Task prompt:
Where in the data does the word "html" appear? Find those lines and copy them.

-------------------------

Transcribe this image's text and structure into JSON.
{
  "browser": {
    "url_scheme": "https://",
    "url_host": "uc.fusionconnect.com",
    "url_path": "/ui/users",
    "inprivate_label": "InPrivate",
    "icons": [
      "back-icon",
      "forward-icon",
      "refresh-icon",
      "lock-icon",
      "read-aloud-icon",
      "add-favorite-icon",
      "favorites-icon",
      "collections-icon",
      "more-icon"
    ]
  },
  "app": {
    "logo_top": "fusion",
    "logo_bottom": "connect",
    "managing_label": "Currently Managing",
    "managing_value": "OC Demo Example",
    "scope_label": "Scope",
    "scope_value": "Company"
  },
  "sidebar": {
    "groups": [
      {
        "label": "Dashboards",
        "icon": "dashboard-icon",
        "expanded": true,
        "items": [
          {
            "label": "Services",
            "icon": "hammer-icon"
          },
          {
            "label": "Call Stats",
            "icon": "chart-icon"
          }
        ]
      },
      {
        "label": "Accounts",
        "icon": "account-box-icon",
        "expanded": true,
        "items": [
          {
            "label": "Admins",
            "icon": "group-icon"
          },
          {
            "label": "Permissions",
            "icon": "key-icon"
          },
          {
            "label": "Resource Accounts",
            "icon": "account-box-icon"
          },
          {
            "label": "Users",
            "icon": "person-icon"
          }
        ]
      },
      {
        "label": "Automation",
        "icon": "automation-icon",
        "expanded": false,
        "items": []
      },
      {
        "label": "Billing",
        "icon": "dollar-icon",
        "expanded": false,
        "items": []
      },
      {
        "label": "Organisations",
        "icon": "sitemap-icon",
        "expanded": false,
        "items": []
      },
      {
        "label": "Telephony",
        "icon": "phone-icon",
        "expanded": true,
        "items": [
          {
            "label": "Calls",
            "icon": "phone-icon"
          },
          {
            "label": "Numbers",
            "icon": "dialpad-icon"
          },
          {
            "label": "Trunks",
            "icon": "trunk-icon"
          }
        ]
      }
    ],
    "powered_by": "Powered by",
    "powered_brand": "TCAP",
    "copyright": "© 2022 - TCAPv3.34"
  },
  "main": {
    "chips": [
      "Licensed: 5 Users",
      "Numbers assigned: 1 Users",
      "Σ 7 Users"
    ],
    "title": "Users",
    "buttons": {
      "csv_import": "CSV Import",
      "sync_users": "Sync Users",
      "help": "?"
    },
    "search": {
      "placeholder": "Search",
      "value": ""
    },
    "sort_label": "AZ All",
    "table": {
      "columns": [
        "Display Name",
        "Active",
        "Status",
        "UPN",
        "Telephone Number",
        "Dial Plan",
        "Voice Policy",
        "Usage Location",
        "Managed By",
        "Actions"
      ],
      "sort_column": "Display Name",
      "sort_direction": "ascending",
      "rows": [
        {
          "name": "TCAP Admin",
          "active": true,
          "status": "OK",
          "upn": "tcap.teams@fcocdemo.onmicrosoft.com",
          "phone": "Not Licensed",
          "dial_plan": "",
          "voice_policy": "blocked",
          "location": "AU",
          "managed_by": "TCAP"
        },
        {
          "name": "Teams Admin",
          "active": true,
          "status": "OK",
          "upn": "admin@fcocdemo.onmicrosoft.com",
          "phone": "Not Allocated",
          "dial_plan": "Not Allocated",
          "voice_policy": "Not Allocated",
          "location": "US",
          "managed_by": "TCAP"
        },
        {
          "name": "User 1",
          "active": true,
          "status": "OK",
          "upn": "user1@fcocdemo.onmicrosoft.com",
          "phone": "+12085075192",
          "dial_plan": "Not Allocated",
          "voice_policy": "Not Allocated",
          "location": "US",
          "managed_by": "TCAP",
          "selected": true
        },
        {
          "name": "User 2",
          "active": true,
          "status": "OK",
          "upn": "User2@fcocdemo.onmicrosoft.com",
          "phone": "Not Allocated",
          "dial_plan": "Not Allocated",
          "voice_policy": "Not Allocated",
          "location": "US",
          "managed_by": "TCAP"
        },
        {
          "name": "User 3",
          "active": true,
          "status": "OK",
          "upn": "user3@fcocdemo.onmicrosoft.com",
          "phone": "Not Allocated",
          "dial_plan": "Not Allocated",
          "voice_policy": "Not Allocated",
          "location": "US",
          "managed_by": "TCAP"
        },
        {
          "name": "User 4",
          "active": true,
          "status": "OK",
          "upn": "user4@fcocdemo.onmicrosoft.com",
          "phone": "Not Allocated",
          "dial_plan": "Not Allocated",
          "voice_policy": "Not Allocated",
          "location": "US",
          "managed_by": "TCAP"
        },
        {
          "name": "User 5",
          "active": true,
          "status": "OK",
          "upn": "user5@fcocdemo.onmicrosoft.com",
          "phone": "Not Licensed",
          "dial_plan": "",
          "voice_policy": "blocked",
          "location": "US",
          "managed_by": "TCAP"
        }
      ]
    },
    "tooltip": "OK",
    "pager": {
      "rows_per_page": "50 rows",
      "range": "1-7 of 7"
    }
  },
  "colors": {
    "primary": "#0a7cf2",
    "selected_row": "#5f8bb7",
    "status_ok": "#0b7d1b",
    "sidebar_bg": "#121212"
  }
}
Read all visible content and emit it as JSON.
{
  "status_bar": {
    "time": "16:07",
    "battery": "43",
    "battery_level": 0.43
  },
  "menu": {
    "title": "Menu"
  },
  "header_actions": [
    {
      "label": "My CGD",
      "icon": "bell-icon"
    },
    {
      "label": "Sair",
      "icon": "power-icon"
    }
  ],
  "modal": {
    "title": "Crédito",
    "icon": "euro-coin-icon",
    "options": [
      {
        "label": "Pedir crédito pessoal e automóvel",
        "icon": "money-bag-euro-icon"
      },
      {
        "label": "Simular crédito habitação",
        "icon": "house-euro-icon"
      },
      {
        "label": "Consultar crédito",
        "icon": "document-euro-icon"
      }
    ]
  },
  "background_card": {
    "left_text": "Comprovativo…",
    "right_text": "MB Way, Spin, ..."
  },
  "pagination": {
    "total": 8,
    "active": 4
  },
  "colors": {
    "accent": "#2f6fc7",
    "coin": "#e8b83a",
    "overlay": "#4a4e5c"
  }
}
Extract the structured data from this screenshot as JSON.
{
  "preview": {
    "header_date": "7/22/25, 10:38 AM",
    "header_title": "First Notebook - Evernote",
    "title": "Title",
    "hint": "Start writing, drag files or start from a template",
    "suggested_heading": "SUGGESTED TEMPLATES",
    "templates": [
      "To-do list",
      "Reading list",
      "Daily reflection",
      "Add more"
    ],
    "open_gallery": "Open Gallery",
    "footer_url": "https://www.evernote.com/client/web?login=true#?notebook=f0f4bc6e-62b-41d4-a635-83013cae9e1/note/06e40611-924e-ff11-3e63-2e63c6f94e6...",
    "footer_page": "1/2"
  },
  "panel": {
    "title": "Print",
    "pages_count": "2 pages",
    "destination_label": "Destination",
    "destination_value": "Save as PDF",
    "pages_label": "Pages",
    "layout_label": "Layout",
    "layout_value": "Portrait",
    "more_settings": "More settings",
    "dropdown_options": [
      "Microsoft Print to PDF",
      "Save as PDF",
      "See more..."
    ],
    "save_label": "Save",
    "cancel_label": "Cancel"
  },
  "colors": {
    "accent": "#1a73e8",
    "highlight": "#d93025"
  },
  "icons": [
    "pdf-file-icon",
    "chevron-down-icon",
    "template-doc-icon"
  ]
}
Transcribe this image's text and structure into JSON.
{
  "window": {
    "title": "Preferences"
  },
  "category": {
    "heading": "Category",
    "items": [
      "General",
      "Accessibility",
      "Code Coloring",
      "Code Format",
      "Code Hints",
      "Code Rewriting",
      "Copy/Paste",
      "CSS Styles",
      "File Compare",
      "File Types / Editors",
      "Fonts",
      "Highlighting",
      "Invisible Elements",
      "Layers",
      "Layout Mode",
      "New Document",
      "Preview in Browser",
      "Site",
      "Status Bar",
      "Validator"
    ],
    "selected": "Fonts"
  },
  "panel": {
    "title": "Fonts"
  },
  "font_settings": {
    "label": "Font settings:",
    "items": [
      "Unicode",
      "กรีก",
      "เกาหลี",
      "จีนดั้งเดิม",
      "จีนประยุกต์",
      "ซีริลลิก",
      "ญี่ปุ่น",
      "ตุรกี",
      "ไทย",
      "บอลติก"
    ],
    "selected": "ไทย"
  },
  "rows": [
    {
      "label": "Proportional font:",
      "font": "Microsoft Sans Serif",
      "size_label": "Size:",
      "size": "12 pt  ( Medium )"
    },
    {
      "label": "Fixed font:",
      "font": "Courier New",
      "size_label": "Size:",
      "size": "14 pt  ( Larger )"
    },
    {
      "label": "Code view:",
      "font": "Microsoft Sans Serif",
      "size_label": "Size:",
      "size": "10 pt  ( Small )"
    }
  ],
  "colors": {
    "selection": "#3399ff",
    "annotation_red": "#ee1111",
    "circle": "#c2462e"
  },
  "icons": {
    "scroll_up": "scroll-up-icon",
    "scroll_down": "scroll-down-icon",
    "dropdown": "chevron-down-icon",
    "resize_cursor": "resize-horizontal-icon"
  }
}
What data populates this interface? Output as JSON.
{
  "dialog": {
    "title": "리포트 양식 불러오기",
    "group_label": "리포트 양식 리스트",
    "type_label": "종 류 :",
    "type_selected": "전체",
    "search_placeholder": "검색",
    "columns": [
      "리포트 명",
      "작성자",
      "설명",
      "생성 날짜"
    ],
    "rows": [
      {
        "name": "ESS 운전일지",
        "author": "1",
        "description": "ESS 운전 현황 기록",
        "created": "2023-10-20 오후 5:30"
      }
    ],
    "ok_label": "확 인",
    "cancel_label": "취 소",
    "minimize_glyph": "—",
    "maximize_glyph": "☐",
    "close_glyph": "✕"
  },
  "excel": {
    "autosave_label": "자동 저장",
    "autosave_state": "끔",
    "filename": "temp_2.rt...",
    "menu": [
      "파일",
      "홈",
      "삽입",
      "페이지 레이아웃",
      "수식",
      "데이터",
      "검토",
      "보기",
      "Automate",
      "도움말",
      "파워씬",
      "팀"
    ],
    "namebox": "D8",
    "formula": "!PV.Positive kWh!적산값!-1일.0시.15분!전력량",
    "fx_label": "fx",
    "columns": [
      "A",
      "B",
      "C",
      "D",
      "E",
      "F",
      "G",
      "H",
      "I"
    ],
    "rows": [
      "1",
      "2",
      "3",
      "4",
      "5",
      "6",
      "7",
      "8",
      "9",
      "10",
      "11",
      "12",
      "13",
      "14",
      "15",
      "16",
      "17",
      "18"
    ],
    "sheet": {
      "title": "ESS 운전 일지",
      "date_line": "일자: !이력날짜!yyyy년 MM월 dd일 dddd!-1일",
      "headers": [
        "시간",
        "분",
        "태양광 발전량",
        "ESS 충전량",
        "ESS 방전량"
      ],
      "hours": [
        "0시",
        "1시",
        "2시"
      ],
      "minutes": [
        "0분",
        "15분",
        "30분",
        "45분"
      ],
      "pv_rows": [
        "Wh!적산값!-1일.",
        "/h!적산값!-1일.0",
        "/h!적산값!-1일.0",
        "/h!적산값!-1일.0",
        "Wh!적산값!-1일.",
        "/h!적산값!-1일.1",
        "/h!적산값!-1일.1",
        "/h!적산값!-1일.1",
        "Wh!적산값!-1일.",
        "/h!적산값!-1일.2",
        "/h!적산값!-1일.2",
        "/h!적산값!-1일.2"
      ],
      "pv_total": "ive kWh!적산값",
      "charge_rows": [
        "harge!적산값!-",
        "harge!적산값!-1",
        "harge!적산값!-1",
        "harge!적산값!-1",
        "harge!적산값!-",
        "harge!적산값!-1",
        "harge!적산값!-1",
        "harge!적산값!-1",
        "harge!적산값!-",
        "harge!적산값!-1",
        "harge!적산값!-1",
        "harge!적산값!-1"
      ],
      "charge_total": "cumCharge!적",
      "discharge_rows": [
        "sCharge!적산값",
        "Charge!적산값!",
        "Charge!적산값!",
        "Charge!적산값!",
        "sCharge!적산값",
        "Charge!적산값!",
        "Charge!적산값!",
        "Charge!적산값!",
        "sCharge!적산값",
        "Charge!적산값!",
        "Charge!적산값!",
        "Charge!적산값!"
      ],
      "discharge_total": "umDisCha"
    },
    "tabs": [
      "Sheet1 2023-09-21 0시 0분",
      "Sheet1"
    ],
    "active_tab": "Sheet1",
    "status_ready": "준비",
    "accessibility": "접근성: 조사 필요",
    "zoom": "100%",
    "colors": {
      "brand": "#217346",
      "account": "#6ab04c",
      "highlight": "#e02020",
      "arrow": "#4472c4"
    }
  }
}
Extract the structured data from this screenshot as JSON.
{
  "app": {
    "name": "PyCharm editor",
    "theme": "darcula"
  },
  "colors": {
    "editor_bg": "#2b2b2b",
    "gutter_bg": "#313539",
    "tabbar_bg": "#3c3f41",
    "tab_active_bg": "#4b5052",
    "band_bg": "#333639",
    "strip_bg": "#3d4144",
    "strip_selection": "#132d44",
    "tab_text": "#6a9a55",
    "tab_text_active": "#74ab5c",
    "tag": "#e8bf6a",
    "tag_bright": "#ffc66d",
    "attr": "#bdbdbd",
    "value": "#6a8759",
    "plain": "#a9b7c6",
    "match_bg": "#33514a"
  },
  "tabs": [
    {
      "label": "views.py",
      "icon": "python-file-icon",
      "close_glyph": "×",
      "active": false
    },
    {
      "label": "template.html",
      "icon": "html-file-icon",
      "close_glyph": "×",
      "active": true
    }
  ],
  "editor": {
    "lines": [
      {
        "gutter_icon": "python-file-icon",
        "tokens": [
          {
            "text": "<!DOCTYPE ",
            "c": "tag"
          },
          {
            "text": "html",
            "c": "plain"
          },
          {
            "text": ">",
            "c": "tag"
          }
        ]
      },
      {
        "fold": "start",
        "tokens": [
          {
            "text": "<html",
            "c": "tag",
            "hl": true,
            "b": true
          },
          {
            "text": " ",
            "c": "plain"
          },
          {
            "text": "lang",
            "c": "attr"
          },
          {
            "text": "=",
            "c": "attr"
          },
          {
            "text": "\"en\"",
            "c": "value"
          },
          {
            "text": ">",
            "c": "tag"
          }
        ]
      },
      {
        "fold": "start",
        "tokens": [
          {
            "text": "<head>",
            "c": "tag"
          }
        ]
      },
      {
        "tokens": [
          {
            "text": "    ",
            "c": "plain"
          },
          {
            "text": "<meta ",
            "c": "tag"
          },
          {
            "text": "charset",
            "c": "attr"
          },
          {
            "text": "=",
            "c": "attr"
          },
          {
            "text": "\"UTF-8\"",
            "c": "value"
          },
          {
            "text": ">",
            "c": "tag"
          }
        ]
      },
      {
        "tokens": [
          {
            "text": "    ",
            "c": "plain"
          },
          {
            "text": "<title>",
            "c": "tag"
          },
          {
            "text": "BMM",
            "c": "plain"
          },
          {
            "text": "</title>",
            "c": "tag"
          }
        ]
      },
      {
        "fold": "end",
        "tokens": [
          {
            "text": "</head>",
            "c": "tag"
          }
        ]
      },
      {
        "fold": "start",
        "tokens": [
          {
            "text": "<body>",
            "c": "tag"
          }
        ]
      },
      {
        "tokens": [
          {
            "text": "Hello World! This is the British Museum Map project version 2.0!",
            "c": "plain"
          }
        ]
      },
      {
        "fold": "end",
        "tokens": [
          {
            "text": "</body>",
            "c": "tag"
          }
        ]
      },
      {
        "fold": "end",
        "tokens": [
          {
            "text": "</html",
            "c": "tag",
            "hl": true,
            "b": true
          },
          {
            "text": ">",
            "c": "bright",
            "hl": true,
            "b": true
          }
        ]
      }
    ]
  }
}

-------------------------

Response to this task:
      "label": "template.html",
      "icon": "html-file-icon",
            "text": "html",
            "text": "<html",
            "text": "</html",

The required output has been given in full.